-- EXCERPTED DATA --
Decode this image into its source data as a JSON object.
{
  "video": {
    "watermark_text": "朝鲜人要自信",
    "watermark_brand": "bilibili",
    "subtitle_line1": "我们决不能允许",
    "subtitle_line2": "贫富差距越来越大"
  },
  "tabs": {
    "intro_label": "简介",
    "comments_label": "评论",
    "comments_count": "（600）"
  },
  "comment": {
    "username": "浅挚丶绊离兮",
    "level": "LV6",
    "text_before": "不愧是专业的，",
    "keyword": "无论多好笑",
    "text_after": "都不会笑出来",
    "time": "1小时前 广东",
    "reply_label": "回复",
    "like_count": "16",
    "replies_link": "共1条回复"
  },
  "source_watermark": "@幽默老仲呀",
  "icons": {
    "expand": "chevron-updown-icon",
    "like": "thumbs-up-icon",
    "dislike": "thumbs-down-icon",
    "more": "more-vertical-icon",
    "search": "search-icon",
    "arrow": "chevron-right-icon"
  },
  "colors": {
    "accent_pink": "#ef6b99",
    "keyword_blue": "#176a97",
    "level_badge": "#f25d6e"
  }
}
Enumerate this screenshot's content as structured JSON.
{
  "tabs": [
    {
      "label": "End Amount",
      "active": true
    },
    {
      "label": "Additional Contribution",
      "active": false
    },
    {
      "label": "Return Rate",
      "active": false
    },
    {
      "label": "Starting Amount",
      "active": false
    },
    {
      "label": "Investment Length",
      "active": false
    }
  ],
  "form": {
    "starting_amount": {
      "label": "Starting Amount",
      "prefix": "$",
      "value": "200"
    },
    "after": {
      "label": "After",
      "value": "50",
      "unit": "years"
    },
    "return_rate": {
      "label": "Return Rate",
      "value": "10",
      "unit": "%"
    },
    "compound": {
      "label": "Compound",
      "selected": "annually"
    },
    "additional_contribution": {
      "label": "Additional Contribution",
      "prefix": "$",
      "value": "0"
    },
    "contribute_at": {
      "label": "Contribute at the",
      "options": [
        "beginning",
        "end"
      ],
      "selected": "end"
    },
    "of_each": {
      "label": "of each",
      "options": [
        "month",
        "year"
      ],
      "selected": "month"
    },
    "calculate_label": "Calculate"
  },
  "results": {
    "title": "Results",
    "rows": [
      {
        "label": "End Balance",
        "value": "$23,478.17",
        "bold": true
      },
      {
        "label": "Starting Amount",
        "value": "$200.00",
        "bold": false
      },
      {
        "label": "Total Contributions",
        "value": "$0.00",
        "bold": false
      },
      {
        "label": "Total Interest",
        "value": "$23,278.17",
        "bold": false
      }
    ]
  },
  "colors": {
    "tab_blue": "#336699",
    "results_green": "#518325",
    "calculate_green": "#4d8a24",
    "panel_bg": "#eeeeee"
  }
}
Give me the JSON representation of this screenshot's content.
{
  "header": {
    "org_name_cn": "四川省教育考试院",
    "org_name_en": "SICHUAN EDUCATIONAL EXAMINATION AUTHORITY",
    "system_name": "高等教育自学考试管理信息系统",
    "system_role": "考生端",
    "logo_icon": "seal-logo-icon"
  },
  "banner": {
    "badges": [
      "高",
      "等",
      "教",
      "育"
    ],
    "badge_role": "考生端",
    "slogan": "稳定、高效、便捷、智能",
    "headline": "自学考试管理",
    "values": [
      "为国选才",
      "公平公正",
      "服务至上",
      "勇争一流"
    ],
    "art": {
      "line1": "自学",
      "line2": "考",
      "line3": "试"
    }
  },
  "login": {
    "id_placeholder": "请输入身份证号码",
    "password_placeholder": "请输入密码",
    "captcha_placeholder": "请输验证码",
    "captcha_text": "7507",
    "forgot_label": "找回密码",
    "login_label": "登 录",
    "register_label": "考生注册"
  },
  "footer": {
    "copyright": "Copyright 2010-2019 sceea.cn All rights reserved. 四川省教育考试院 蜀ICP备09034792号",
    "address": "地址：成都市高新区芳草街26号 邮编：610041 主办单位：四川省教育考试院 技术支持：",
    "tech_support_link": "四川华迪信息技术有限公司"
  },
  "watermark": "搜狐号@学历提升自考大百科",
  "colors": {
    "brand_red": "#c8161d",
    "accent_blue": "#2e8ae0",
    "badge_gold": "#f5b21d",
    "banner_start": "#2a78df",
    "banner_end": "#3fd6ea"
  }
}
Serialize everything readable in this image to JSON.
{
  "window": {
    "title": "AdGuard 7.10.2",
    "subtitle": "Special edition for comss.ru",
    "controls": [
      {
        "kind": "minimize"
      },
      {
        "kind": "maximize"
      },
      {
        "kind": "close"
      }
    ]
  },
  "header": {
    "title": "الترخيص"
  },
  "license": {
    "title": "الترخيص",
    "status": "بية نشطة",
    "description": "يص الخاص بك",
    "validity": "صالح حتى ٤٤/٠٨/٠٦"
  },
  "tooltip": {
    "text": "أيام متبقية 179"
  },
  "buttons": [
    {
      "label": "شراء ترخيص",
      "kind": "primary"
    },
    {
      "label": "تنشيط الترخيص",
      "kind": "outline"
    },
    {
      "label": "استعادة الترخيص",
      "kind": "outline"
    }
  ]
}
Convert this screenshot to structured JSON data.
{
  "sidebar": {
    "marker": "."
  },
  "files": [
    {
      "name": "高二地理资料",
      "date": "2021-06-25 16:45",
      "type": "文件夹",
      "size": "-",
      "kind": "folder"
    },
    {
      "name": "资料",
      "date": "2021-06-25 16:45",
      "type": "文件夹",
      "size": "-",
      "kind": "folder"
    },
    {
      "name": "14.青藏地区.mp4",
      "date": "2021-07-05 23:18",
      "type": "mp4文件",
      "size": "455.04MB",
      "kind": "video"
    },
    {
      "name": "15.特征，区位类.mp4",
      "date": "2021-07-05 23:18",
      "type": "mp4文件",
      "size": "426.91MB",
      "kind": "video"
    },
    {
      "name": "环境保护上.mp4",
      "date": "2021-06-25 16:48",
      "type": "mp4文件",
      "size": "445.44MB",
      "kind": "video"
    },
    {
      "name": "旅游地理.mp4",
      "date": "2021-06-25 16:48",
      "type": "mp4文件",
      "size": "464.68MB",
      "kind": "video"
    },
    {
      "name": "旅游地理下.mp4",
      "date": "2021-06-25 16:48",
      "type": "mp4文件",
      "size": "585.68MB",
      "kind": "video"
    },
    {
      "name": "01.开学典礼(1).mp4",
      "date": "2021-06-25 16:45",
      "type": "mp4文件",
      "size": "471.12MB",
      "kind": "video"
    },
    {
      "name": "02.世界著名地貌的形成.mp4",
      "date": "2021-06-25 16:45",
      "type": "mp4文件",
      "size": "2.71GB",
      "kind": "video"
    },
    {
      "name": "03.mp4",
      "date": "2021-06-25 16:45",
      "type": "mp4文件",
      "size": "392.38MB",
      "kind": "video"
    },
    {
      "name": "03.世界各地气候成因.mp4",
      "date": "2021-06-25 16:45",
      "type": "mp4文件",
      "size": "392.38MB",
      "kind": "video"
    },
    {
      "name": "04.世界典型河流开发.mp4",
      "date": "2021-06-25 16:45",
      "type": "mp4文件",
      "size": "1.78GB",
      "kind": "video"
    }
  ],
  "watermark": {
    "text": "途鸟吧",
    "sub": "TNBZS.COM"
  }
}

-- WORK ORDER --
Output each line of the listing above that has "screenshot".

-- ANSWER TO THE EXERCISE --
Enumerate this screenshot's content as structured JSON.
Give me the JSON representation of this screenshot's content.
Convert this screenshot to structured JSON data.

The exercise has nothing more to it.